By 2050, older adults are estimated to make up a third of the Chilean population, requiring forward-looking approaches to provide the social protection they need.
With the COVID-19 crisis disproportionately affecting certain vulnerable groups, one of the emerging lessons points to the need to strengthen social protection approaches to ensure older people are not left behind. In Chile, older adults are expected to represent a third of the population by 2050 , but they are far from being a homogeneous group.
This was revealed during the first year of the pandemic, where there was a significant rise in the number of calls received through the Fono Mayor, a telephone line set up by the Government to provide information and support to the elderly, with requests from physical to psychosocial assistance.
Conversations pointed to the importance of social interaction and networking to ensure the well-being of older people, including those in need of care and others who act as caregivers.
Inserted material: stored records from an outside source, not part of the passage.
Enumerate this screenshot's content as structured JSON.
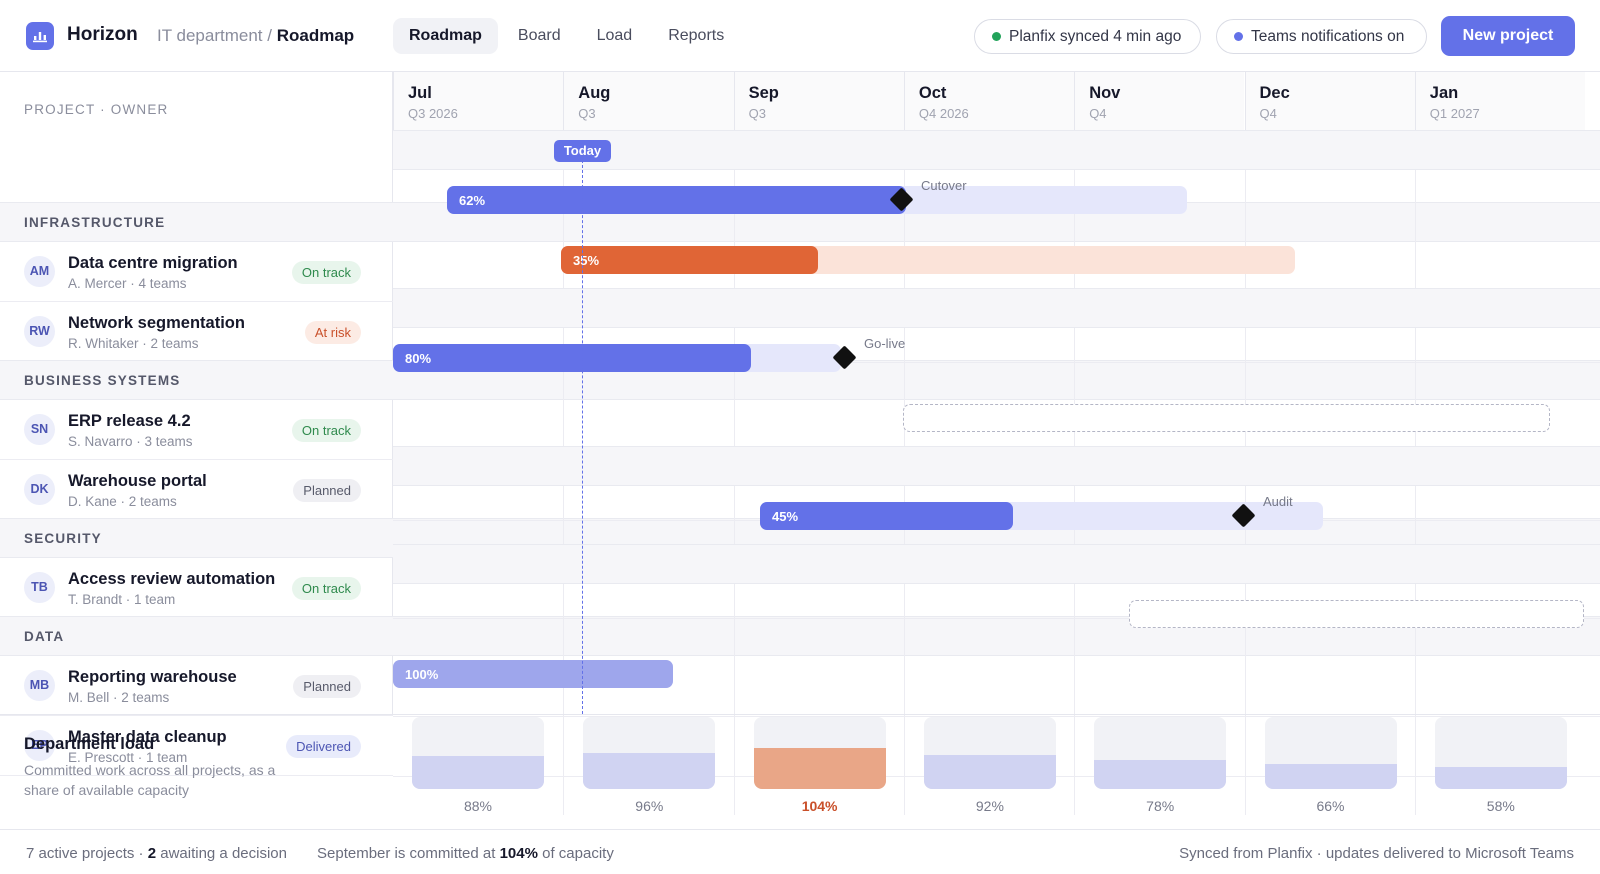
{
  "app": {
    "name": "Horizon",
    "icon": "chart-bars-icon"
  },
  "breadcrumb": {
    "parent": "IT department",
    "separator": " / ",
    "current": "Roadmap"
  },
  "nav": [
    {
      "label": "Roadmap",
      "active": true
    },
    {
      "label": "Board",
      "active": false
    },
    {
      "label": "Load",
      "active": false
    },
    {
      "label": "Reports",
      "active": false
    }
  ],
  "status": {
    "sync": {
      "label": "Planfix synced 4 min ago",
      "color": "#22a35a"
    },
    "teams": {
      "label": "Teams notifications on",
      "color": "#6371e8"
    }
  },
  "actions": {
    "new_project": "New project"
  },
  "columns": {
    "project_header": "PROJECT · OWNER"
  },
  "months": [
    {
      "name": "Jul",
      "quarter": "Q3 2026"
    },
    {
      "name": "Aug",
      "quarter": "Q3"
    },
    {
      "name": "Sep",
      "quarter": "Q3"
    },
    {
      "name": "Oct",
      "quarter": "Q4 2026"
    },
    {
      "name": "Nov",
      "quarter": "Q4"
    },
    {
      "name": "Dec",
      "quarter": "Q4"
    },
    {
      "name": "Jan",
      "quarter": "Q1 2027"
    }
  ],
  "today": {
    "label": "Today"
  },
  "colors": {
    "accent": "#6371e8",
    "accent_light": "#e5e7fb",
    "risk": "#e06536",
    "risk_light": "#fbe3d9",
    "delivered": "#9ea6ec"
  },
  "groups": [
    {
      "label": "INFRASTRUCTURE",
      "projects": [
        {
          "initials": "AM",
          "name": "Data centre migration",
          "meta": "A. Mercer · 4 teams",
          "status": "On track",
          "status_kind": "ontrack",
          "progress_label": "62%",
          "milestone": "Cutover"
        },
        {
          "initials": "RW",
          "name": "Network segmentation",
          "meta": "R. Whitaker · 2 teams",
          "status": "At risk",
          "status_kind": "atrisk",
          "progress_label": "35%"
        }
      ]
    },
    {
      "label": "BUSINESS SYSTEMS",
      "projects": [
        {
          "initials": "SN",
          "name": "ERP release 4.2",
          "meta": "S. Navarro · 3 teams",
          "status": "On track",
          "status_kind": "ontrack",
          "progress_label": "80%",
          "milestone": "Go-live"
        },
        {
          "initials": "DK",
          "name": "Warehouse portal",
          "meta": "D. Kane · 2 teams",
          "status": "Planned",
          "status_kind": "planned"
        }
      ]
    },
    {
      "label": "SECURITY",
      "projects": [
        {
          "initials": "TB",
          "name": "Access review automation",
          "meta": "T. Brandt · 1 team",
          "status": "On track",
          "status_kind": "ontrack",
          "progress_label": "45%",
          "milestone": "Audit"
        }
      ]
    },
    {
      "label": "DATA",
      "projects": [
        {
          "initials": "MB",
          "name": "Reporting warehouse",
          "meta": "M. Bell · 2 teams",
          "status": "Planned",
          "status_kind": "planned"
        },
        {
          "initials": "EP",
          "name": "Master data cleanup",
          "meta": "E. Prescott · 1 team",
          "status": "Delivered",
          "status_kind": "delivered",
          "progress_label": "100%"
        }
      ]
    }
  ],
  "load": {
    "title": "Department load",
    "subtitle": "Committed work across all projects, as a share of available capacity",
    "months": [
      {
        "label": "88%",
        "value": 88
      },
      {
        "label": "96%",
        "value": 96
      },
      {
        "label": "104%",
        "value": 104,
        "over": true
      },
      {
        "label": "92%",
        "value": 92
      },
      {
        "label": "78%",
        "value": 78
      },
      {
        "label": "66%",
        "value": 66
      },
      {
        "label": "58%",
        "value": 58
      }
    ]
  },
  "footer": {
    "active_count": "7",
    "active_text": " active projects · ",
    "awaiting_count": "2",
    "awaiting_text": " awaiting a decision",
    "committed_pre": "September is committed at ",
    "committed_val": "104%",
    "committed_post": " of capacity",
    "right": "Synced from Planfix · updates delivered to Microsoft Teams"
  }
}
This was the motivation behind the NODO Project , a community initiative in Chile that integrates a set of digital platforms, with the aim of activating and strengthening support networks for older adults.
With the support of UNDP, the National Service for the Elderly (SENAMA) of Chile, as well as other UN agencies and government partners, the project aims to reduce and eliminate the barriers that prevent older people from participating in society and exercise their rights.
“It is very important, especially in remote areas, to have networks. It is very difficult for an older woman in these territories to achieve something if she does not have networks, or a bridge to institutions, other networks or organizations,” said Catalina Fuentes, a resident of San José de Maipo.
The NODO Project works in 12 rural and urban communities with a high population of older adults. While the project sought to take advantage of emerging technologies, the team of people who met and talked with the elderly to better understand their needs was also critical to its success. This ensured that digital interventions were culturally appropriate and contextualized.
The project's e-learning platform was based on the knowledge gathered in these local communities. It covers a variety of topics with a repository of knowledge based on the needs of older people, such as training and care support recommendations.
Materials are also available in multimedia formats. Specifically serving people with disabilities, there is an option for deaf people to communicate directly with the National Disability Service (SENADIS) through online sign language interpretation. This offers a virtual "face-to-face" space for interaction.
As older people often feel excluded from society, social protection must include fostering a social support network, where they can share their stories, experiences and lessons. From getting in touch with a network of professionals who can provide guidance on care work to accessing a network of care partner organizations, the Care Platform is another dedicated virtual space within the NODO Project.
“This platform will allow us, as caregivers, to communicate and help each other in the care of our older adults. I am proud to represent the caregivers who helped with the realization of this platform based on our experiences and vision of what we learned in our day to day”, said Patricia Verdugo.
The project's website also features NODO Series 60+ , a set of publications that analyze the complex and diverse scenarios that surround the elderly population in Chile from a sustainable development perspective. The older adult population in Chile is diverse. Some live in urban areas, while others reside in rural communities; some are physically active while others are not; some receive home care, while others are caregivers themselves. These dynamics require comprehensive social protection policies.
Through the interconnected platforms of the NODO Project, it is expected that older people can access these digital spaces for support, care, coordination and empowerment. The project received funding from the Sustainable Development Goals Fund , with the support of implementing partners at the UN and the Government of Chile.
This story was produced in cooperation with the UNDP Digital Office. For more information contact soledad.gonzalez [at] undp.org